[TASK DIRECTIONS]
Gather every line below where "Editorial" appears.

[DATA SHOWN]
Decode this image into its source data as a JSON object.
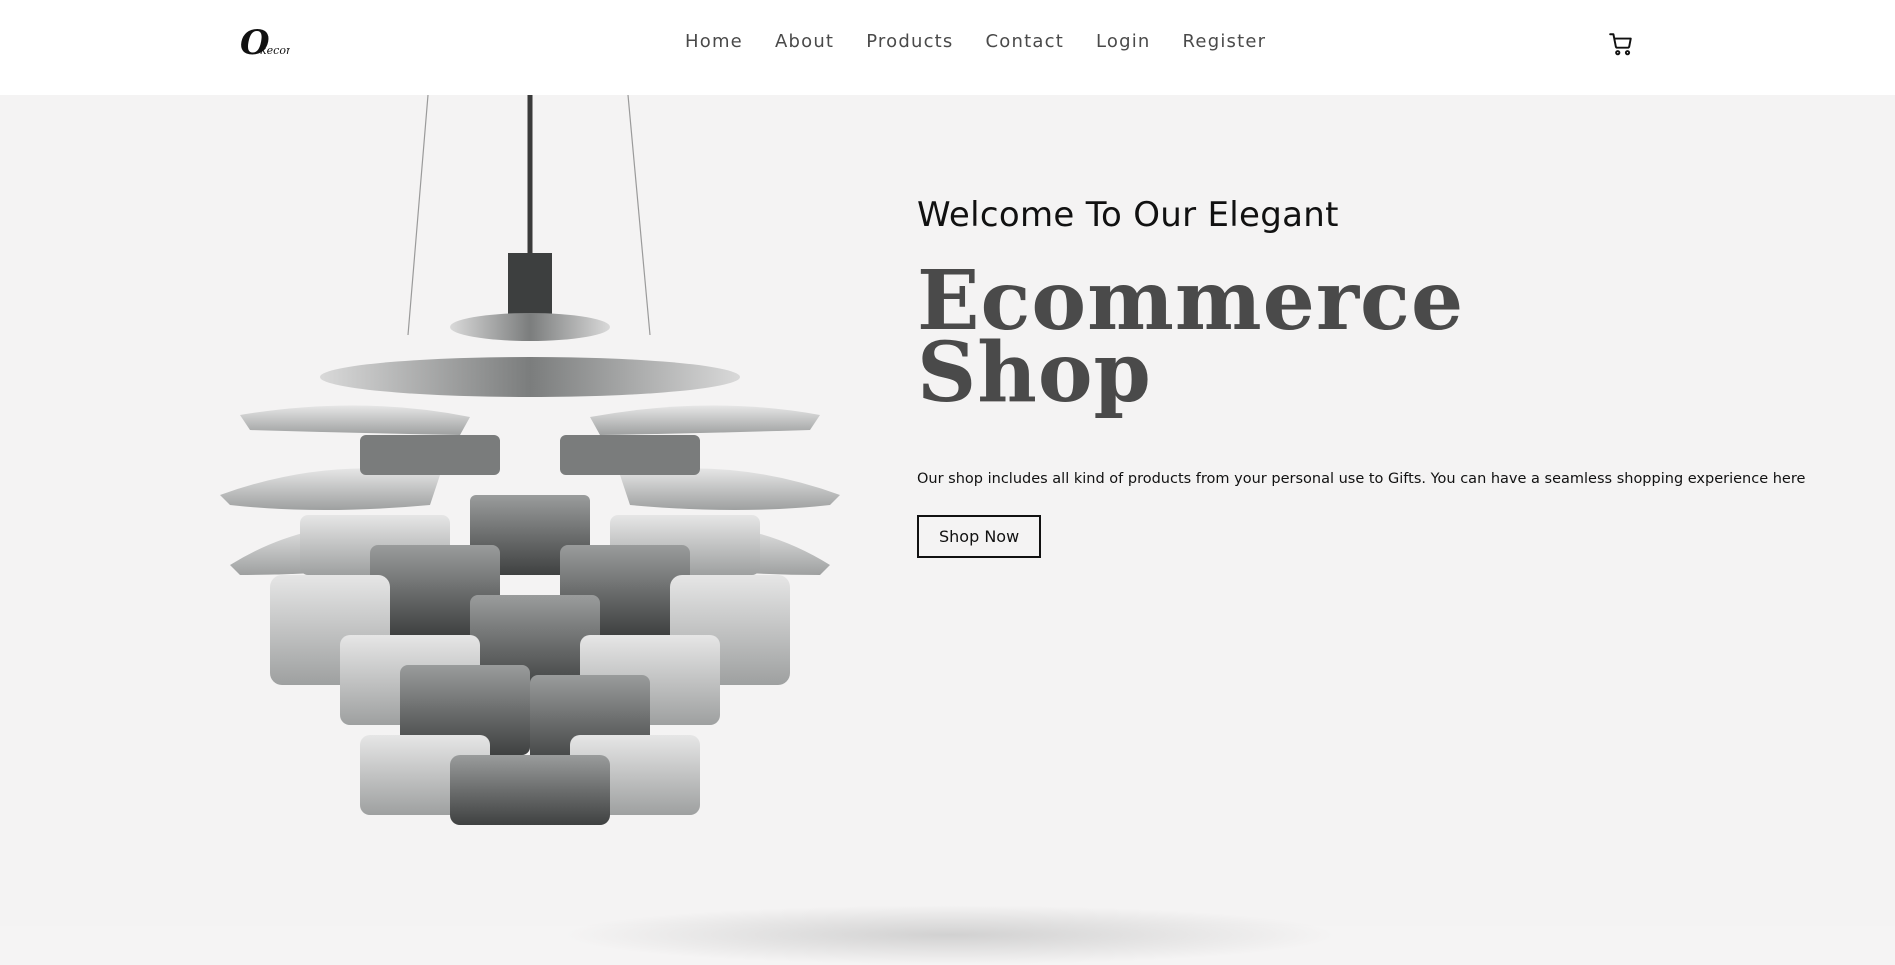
{
  "header": {
    "logo_text": "Okecore",
    "nav": [
      {
        "label": "Home"
      },
      {
        "label": "About"
      },
      {
        "label": "Products"
      },
      {
        "label": "Contact"
      },
      {
        "label": "Login"
      },
      {
        "label": "Register"
      }
    ],
    "cart_icon": "shopping-cart-icon"
  },
  "hero": {
    "welcome": "Welcome To Our Elegant",
    "headline_line1": "Ecommerce",
    "headline_line2": "Shop",
    "description": "Our shop includes all kind of products from your personal use to Gifts. You can have a seamless shopping experience here",
    "cta_label": "Shop Now",
    "image": "pendant-lamp-image"
  },
  "colors": {
    "header_bg": "#ffffff",
    "hero_bg": "#f4f3f3",
    "headline": "#4a4a4a",
    "text": "#111111"
  }
}
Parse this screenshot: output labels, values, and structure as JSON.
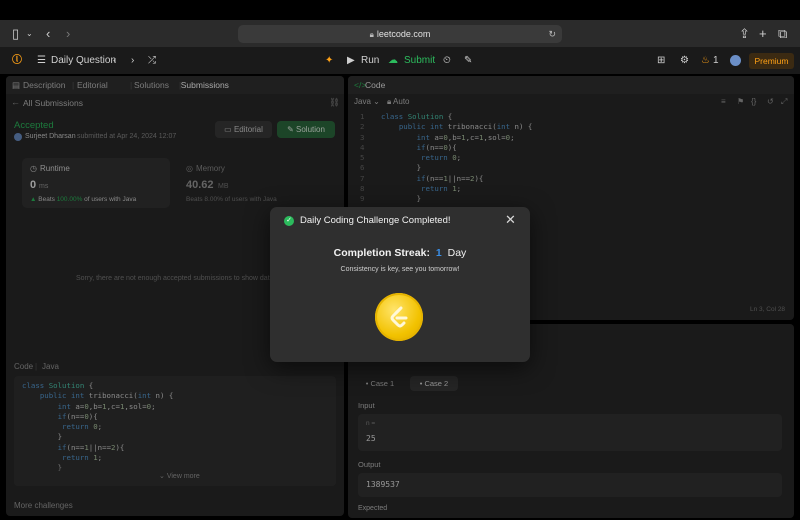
{
  "browser": {
    "url": "leetcode.com"
  },
  "header": {
    "title": "Daily Question",
    "run": "Run",
    "submit": "Submit",
    "streak_count": "1",
    "premium": "Premium"
  },
  "left_tabs": [
    "Description",
    "Editorial",
    "Solutions",
    "Submissions"
  ],
  "submission": {
    "back_label": "All Submissions",
    "status": "Accepted",
    "user": "Surjeet Dharsan",
    "submitted_text": "submitted at Apr 24, 2024 12:07",
    "editorial_btn": "Editorial",
    "solution_btn": "Solution",
    "runtime_label": "Runtime",
    "runtime_value": "0",
    "runtime_unit": "ms",
    "runtime_beats_prefix": "Beats",
    "runtime_beats_pct": "100.00%",
    "runtime_beats_suffix": "of users with Java",
    "memory_label": "Memory",
    "memory_value": "40.62",
    "memory_unit": "MB",
    "memory_beats": "Beats 8.00% of users with Java",
    "sorry_text": "Sorry, there are not enough accepted submissions to show data",
    "code_label": "Code",
    "code_lang": "Java",
    "view_more": "View more",
    "more_challenges": "More challenges"
  },
  "code_panel": {
    "title": "Code",
    "lang": "Java",
    "mode": "Auto",
    "cursor": "Ln 3, Col 28"
  },
  "testcase": {
    "case1": "Case 1",
    "case2": "Case 2",
    "input_label": "Input",
    "input_var": "n =",
    "input_value": "25",
    "output_label": "Output",
    "output_value": "1389537",
    "expected_label": "Expected"
  },
  "modal": {
    "title": "Daily Coding Challenge Completed!",
    "streak_label": "Completion Streak:",
    "streak_value": "1",
    "streak_unit": "Day",
    "message": "Consistency is key, see you tomorrow!"
  },
  "colors": {
    "accepted": "#2cbb5d",
    "accent_orange": "#ffa116",
    "streak_blue": "#3a8ee6",
    "coin_gold": "#f2c200"
  }
}
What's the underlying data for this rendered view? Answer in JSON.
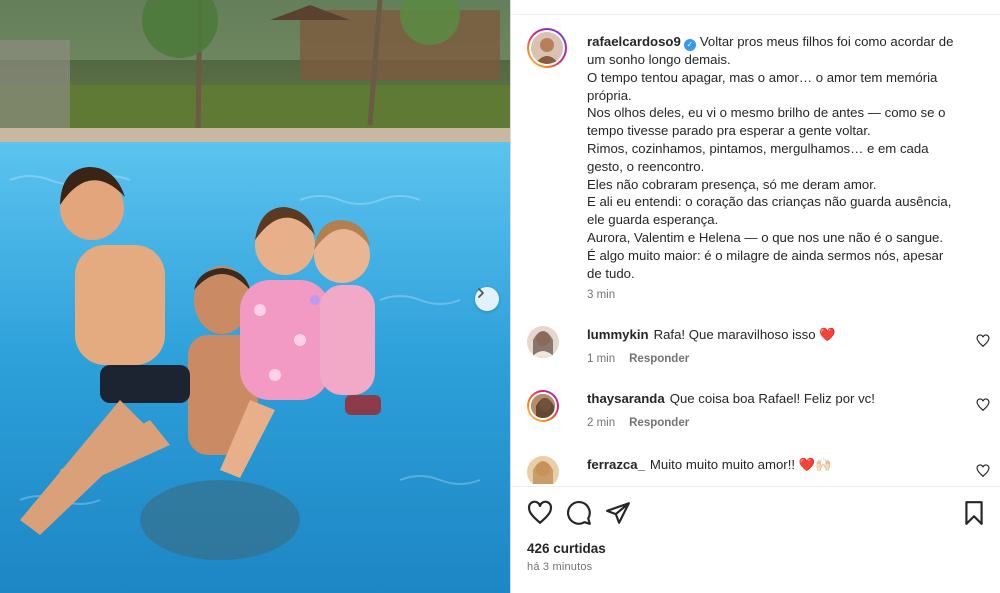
{
  "post": {
    "username": "rafaelcardoso9",
    "verified": true,
    "caption_lines": [
      "Voltar pros meus filhos foi como acordar de",
      "um sonho longo demais.",
      "O tempo tentou apagar, mas o amor… o amor tem memória",
      "própria.",
      "Nos olhos deles, eu vi o mesmo brilho de antes — como se o",
      "tempo tivesse parado pra esperar a gente voltar.",
      "Rimos, cozinhamos, pintamos, mergulhamos… e em cada",
      "gesto, o reencontro.",
      "Eles não cobraram presença, só me deram amor.",
      "E ali eu entendi: o coração das crianças não guarda ausência,",
      "ele guarda esperança.",
      "Aurora, Valentim e Helena — o que nos une não é o sangue.",
      "É algo muito maior: é o milagre de ainda sermos nós, apesar",
      "de tudo."
    ],
    "caption_time": "3 min"
  },
  "comments": [
    {
      "username": "lummykin",
      "text": "Rafa! Que maravilhoso isso ❤️",
      "time": "1 min",
      "reply_label": "Responder"
    },
    {
      "username": "thaysaranda",
      "text": "Que coisa boa Rafael! Feliz por vc!",
      "time": "2 min",
      "reply_label": "Responder"
    },
    {
      "username": "ferrazca_",
      "text": "Muito muito muito amor!! ❤️🙌🏻",
      "time": "",
      "reply_label": ""
    }
  ],
  "stats": {
    "likes": "426 curtidas",
    "posted_ago": "há 3 minutos"
  },
  "icons": {
    "verified": "verified-badge-icon",
    "like": "heart-icon",
    "comment": "comment-bubble-icon",
    "share": "paper-plane-icon",
    "save": "bookmark-icon",
    "next": "chevron-right-icon"
  },
  "colors": {
    "accent": "#3897f0",
    "like_red": "#ed4956",
    "muted": "#737373",
    "pool": "#3aa7dd"
  }
}
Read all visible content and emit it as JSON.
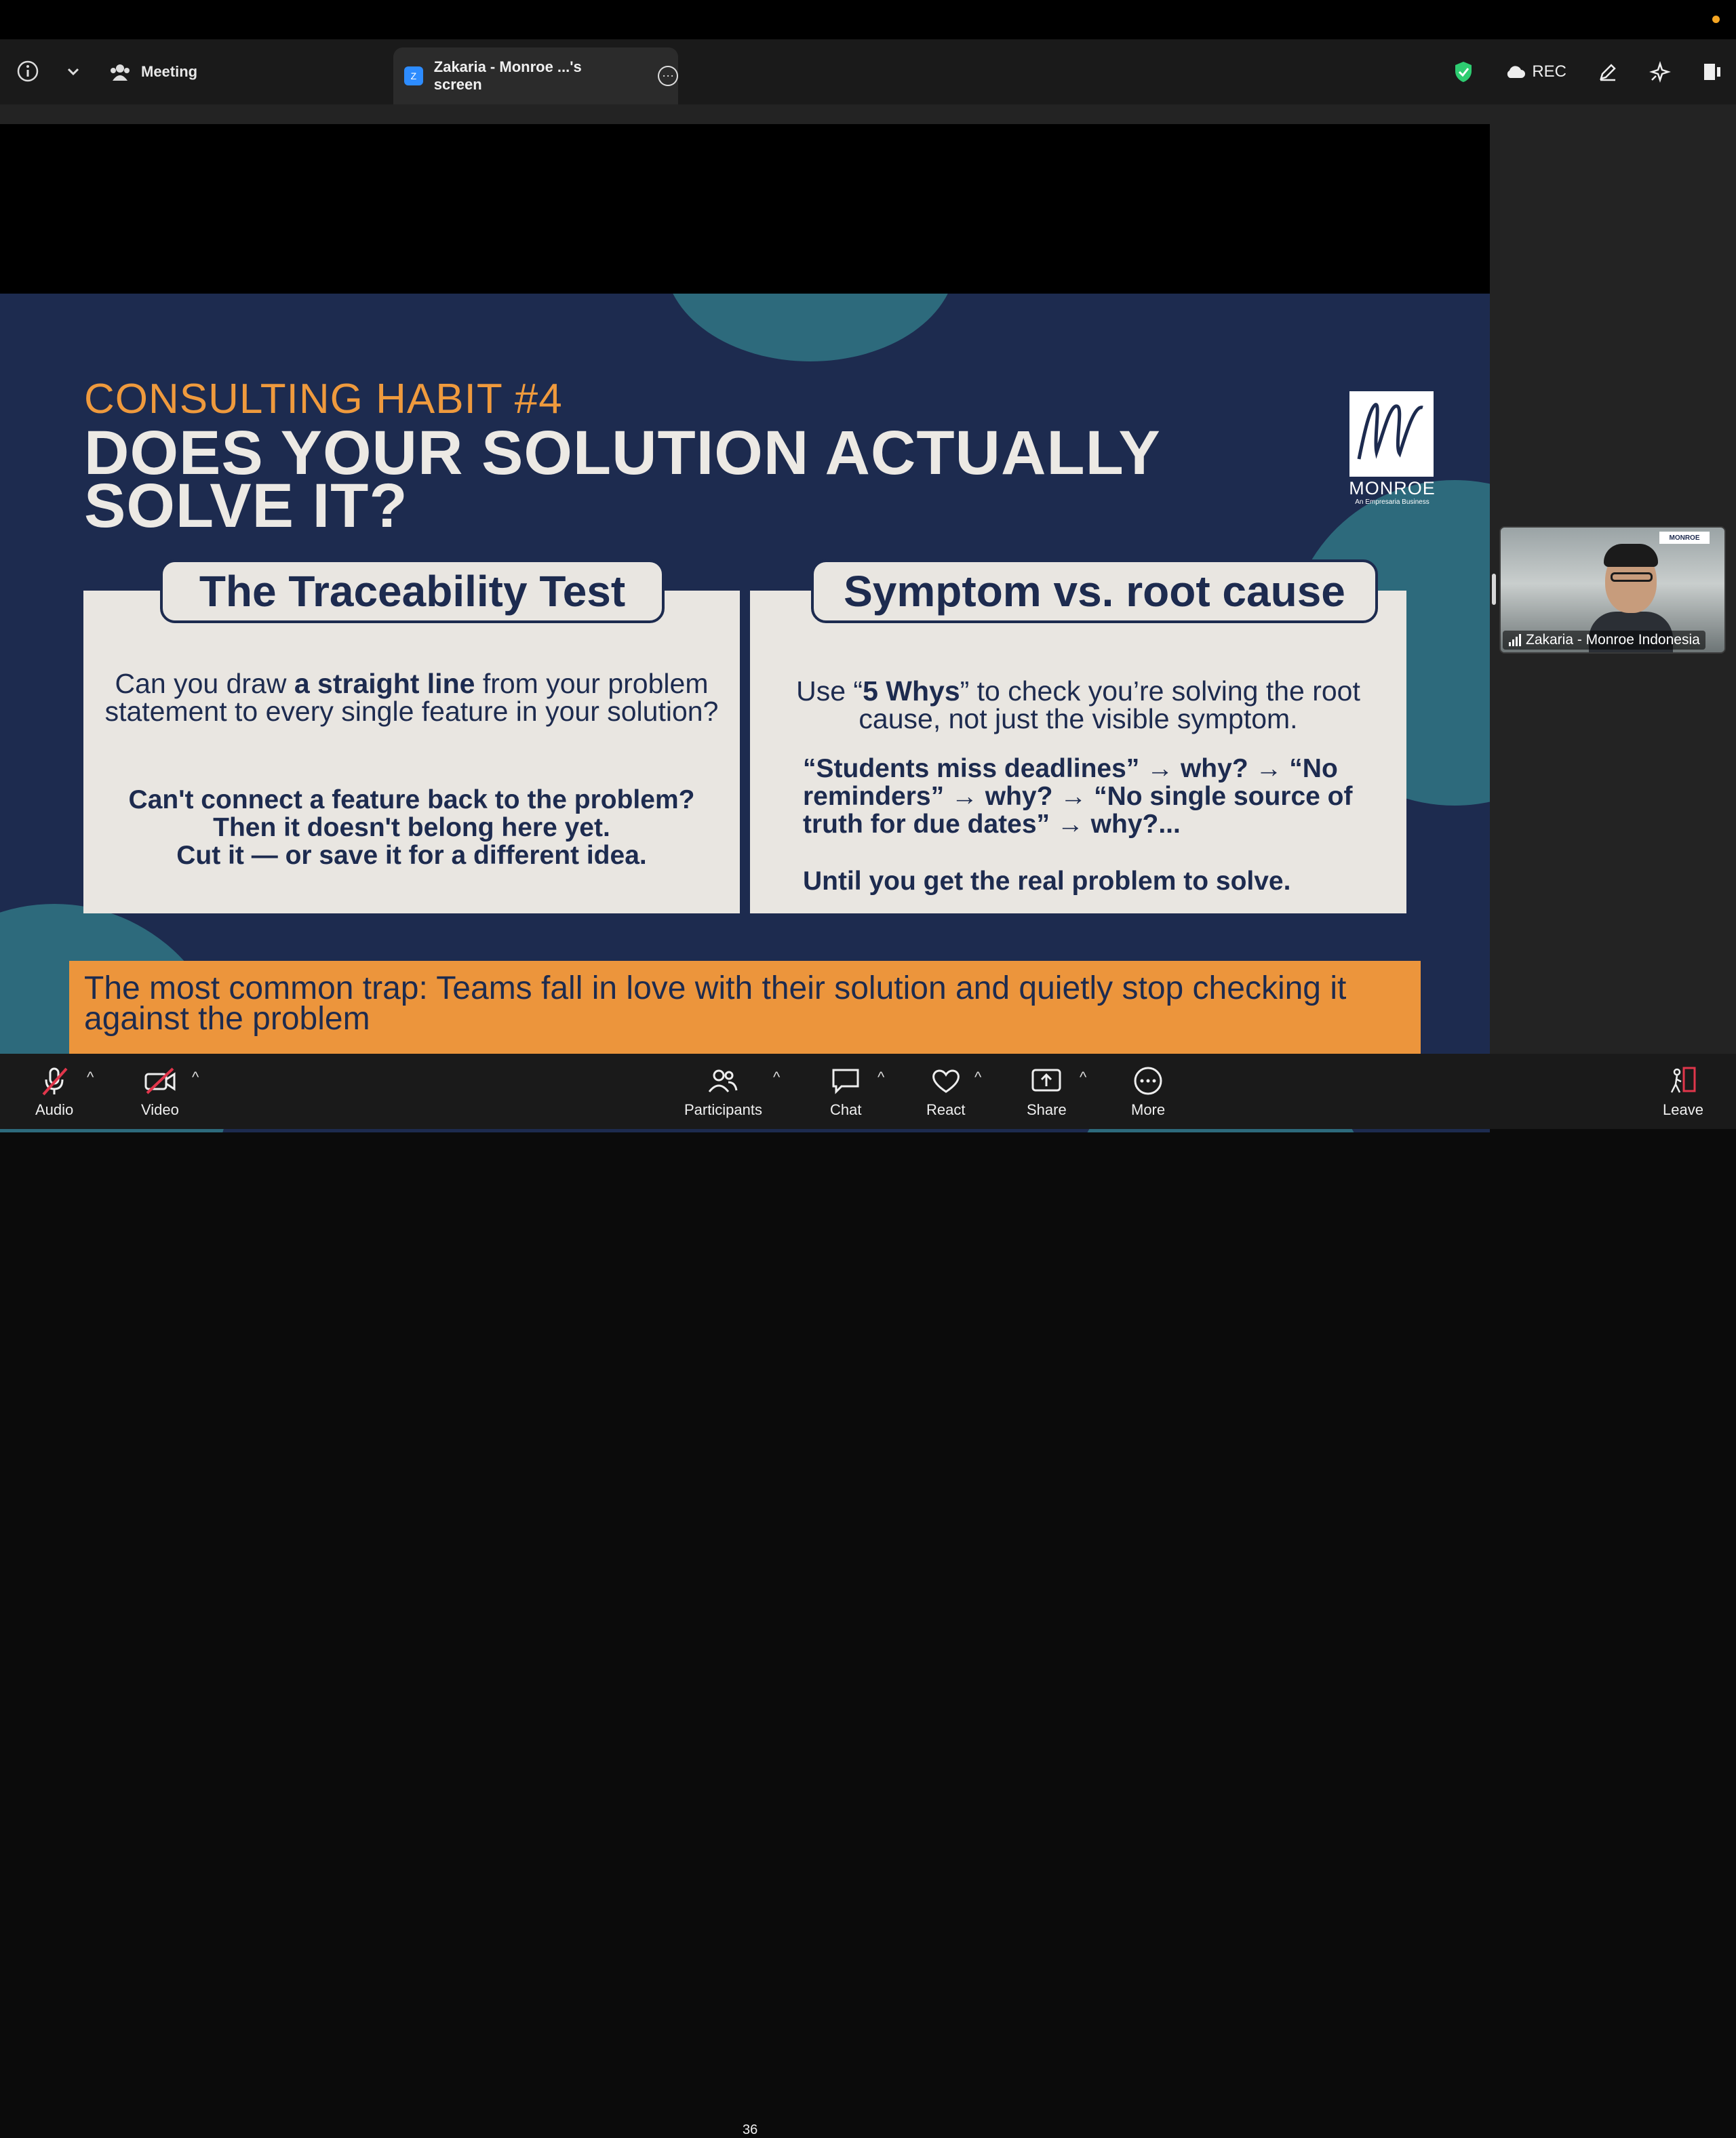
{
  "topbar": {
    "meeting_label": "Meeting",
    "share_tab_label": "Zakaria - Monroe ...'s screen",
    "share_tab_logo": "Z",
    "rec_label": "REC",
    "icons": [
      "info-icon",
      "chevron-down-icon",
      "participants-icon",
      "shield-check-icon",
      "cloud-icon",
      "pencil-icon",
      "sparkle-icon",
      "side-panel-icon"
    ],
    "shield_color": "#2ecc71"
  },
  "slide": {
    "kicker": "CONSULTING HABIT #4",
    "title": "DOES YOUR SOLUTION ACTUALLY SOLVE IT?",
    "logo_word": "MONROE",
    "logo_sub": "An Empresaria Business",
    "left_card": {
      "heading": "The Traceability Test",
      "question_prefix": "Can you draw ",
      "question_bold": "a straight line",
      "question_suffix": " from your problem statement to every single feature in your solution?",
      "strong_1": "Can't connect a feature back to the problem?",
      "strong_2": "Then it doesn't belong here yet.",
      "strong_3": "Cut it — or save it for a different idea."
    },
    "right_card": {
      "heading": "Symptom vs. root cause",
      "text_prefix": "Use “",
      "text_bold": "5 Whys",
      "text_suffix": "” to check you’re solving the root cause, not just the visible symptom.",
      "chain": "“Students miss deadlines” → why? → “No reminders” → why? → “No single source of truth for due dates” → why?...",
      "until": "Until you get the real problem to solve."
    },
    "banner": "The most common trap: Teams fall in love with their solution and quietly stop checking it against the problem",
    "colors": {
      "navy": "#1d2b4f",
      "orange": "#ec953c",
      "teal": "#2d6a7c",
      "card": "#e9e6e1"
    }
  },
  "video": {
    "name": "Zakaria - Monroe Indonesia",
    "mini_logo": "MONROE"
  },
  "bottombar": {
    "audio": "Audio",
    "video": "Video",
    "participants": "Participants",
    "participants_count": "36",
    "chat": "Chat",
    "react": "React",
    "share": "Share",
    "more": "More",
    "leave": "Leave"
  }
}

[ANSWER BOX]
    "Editorial",
    "editorial_btn": "Editorial",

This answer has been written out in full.